More 2013 supermajority session superlatives (first installment HERE):
Celebrity of the Year: Sen. Stacey Campfield, of course. Hands down. From Jay Leno and Stephen Colbert to Jon Stewart and Piers Morgan on national TV, from TMZ to Huffington Post on the national blogosphere, they all talked with — or at least about — the red-haired Knoxville Republican on the cutting edge of red state conservatism. He’s been there before, of course, but this session his national media stature grew — and much of Tennessee’s media, including bloggers, went into an absolute tizzy, sometimes just to report that national celebrities had noticed the senator or one of his blog posts. With exceptions such as Bill O’Reilly, most of the attention was negative — much amounted to ridicule — and centered on his bill to tie a parent’s welfare payments to a child’s school performance. He never backed down in rhetorical fights, whether on TV or the News Sentinel website comment sections, but did back down from putting the bill to a Senate floor vote this year, perhaps a politically practical and tacit acknowledgment that others fret more about such things than he.
Lobbyist of the Year: David McMahan, once known as “Rooster,” had a lot to crow about, starting with 37 clients. That would be an overload without his lobbying lady colleagues who do much of the heavy lifting. Perhaps most prominently, he again helped steer the wine-in-grocery-stores bill to defeat on behalf of liquor retailers, despite increasingly effective efforts on the other side. Perhaps more interestingly, he was a player in passage of a bill that, among other things, allowed Sugarlands Distillery LLC to make moonshine in Gatlinburg despite city official objections. This raised conflict-of-interest questions since McMahan was registered as lobbyist for Gatlinburg and was a minority investor in Sugarlands. But he handled the situation somewhat ethically, losing the city of Gatlinburg as a client in the process and registering for Sugarlands, though arguably he didn’t have to do so as a part owner. So McMahan was both successful — also winning some more obscure lobbying squabbles — and somewhat ethical. Those two things don’t always go together for lobbyists.
Runner-up lobbying honors go to Rich Foge, executive director of the Tennessee Malt Beverage Association, who smoothly engineered passage of an overhaul of the state’s beer tax that will save wholesalers millions of dollars over the coming years. Relying on good will built up at freebie events for lawmakers, Foge also orchestrated grassroots beer events and negotiated a deal with local government officials who lose revenue over the long run from “freezing” beer taxes.
Against the Wind Award: Rep. Richard Floyd, R-Chattanooga, who was inspired by the aforementioned distillery bill — it also legalized the making of whiskey in Chattanooga — to aggressively attack the alcoholic beverage industry and its lobbyists.
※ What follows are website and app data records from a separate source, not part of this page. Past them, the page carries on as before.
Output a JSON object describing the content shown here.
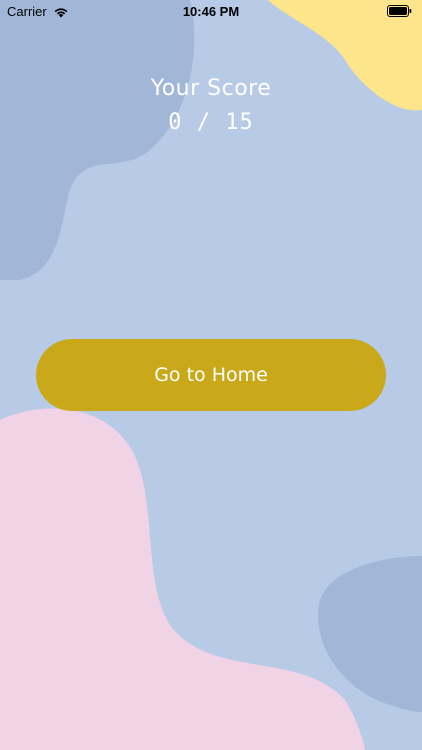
{
  "status_bar": {
    "carrier": "Carrier",
    "time": "10:46 PM"
  },
  "score": {
    "label": "Your Score",
    "value": "0 / 15"
  },
  "actions": {
    "home_label": "Go to Home"
  },
  "colors": {
    "background": "#B7CAE6",
    "blob_blue": "#A2B7D8",
    "blob_yellow": "#FDE58C",
    "blob_pink": "#F0D3E5",
    "button": "#C9A81A",
    "text": "#FFFFFF"
  }
}
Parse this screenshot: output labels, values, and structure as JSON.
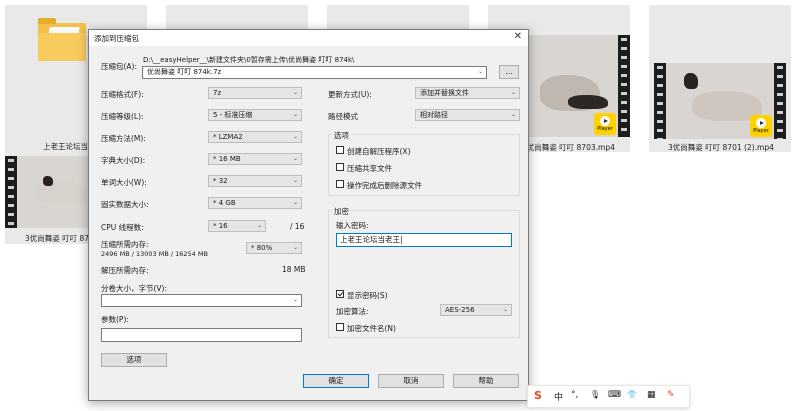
{
  "background_files": [
    {
      "label": "上老王论坛当"
    },
    {
      "label": "3优尚舞姿 叮叮 8703.mp4"
    },
    {
      "label": "3优尚舞姿 叮叮 8701 (2).mp4"
    },
    {
      "label": "3优尚舞姿 叮叮 870"
    }
  ],
  "player_badge": "Player",
  "dialog": {
    "title": "添加到压缩包",
    "close": "✕",
    "archive_label": "压缩包(A):",
    "archive_path": "D:\\__easyHelper__\\新建文件夹\\0暂存需上传\\优尚舞姿 叮叮 874k\\",
    "archive_name": "优尚舞姿 叮叮 874k.7z",
    "browse_label": "...",
    "left": [
      {
        "label": "压缩格式(F):",
        "value": "7z"
      },
      {
        "label": "压缩等级(L):",
        "value": "5 - 标准压缩"
      },
      {
        "label": "压缩方法(M):",
        "value": "* LZMA2"
      },
      {
        "label": "字典大小(D):",
        "value": "* 16 MB"
      },
      {
        "label": "单词大小(W):",
        "value": "* 32"
      },
      {
        "label": "固实数据大小:",
        "value": "* 4 GB"
      }
    ],
    "cpu_label": "CPU 线程数:",
    "cpu_value": "* 16",
    "cpu_max": "/ 16",
    "mem_comp_label": "压缩所需内存:",
    "mem_comp_detail": "2496 MB / 13003 MB / 16254 MB",
    "mem_comp_value": "* 80%",
    "mem_decomp_label": "解压所需内存:",
    "mem_decomp_value": "18 MB",
    "split_label": "分卷大小，字节(V):",
    "split_value": "",
    "params_label": "参数(P):",
    "params_value": "",
    "options_button": "选项",
    "update_label": "更新方式(U):",
    "update_value": "添加并替换文件",
    "path_label": "路径模式",
    "path_value": "相对路径",
    "options_group": "选项",
    "checks": [
      {
        "label": "创建自解压程序(X)",
        "checked": false
      },
      {
        "label": "压缩共享文件",
        "checked": false
      },
      {
        "label": "操作完成后删除源文件",
        "checked": false
      }
    ],
    "encrypt_group": "加密",
    "password_label": "输入密码:",
    "password_value": "上老王论坛当老王|",
    "show_password": {
      "label": "显示密码(S)",
      "checked": true
    },
    "enc_method_label": "加密算法:",
    "enc_method_value": "AES-256",
    "encrypt_names": {
      "label": "加密文件名(N)",
      "checked": false
    },
    "ok": "确定",
    "cancel": "取消",
    "help": "帮助"
  },
  "ime": {
    "logo": "S",
    "lang": "中",
    "punct": "°,",
    "mic": "🎙",
    "keyboard": "⌨",
    "skin": "👕",
    "grid": "▦",
    "tools": "✎"
  }
}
He thus stood out as a member of the apparently dwindling number of lawmakers who vote no, as a matter of conscience, on bills enhancing alcohol sales.
Anonymous Influence Award: To Publius Huldah, who may have set a precedent by testifying before the Senate Judiciary Committee under her blogging pseudonym while refusing to give her real name. Publius was protagonist for a proposal declaring legislators could nullify federal gun laws, which failed in the committee on a tie vote. Interestingly, her chief sparring partner in the debate was Chairman Brian Kelsey, R-Germantown, who sponsored a bill — passed in the Senate, held up in the House — that gives legal protections to anonymous commenters on Internet websites.
Least Conservative Republican: Sen. Doug Overbey of Maryville, who, for example, actually proposed a bill that could be considered a tax increase — it involved hotel-motel taxes and he considered it closing a loophole — and was the only Republican to vote against Gov. Bill Haslam’s workers’ compensation bill.
Most Conservative Democrat: Rep. John DeBerry, D-Memphis. In keeping with his past penchant for breaking with fellow members of the minority caucus, especially on education issues, DeBerry backed a Republican-sponsored statewide charter authorizer and sponsored a “parent trigger” bill that would make it easier for parents to force a public school to become a charter school.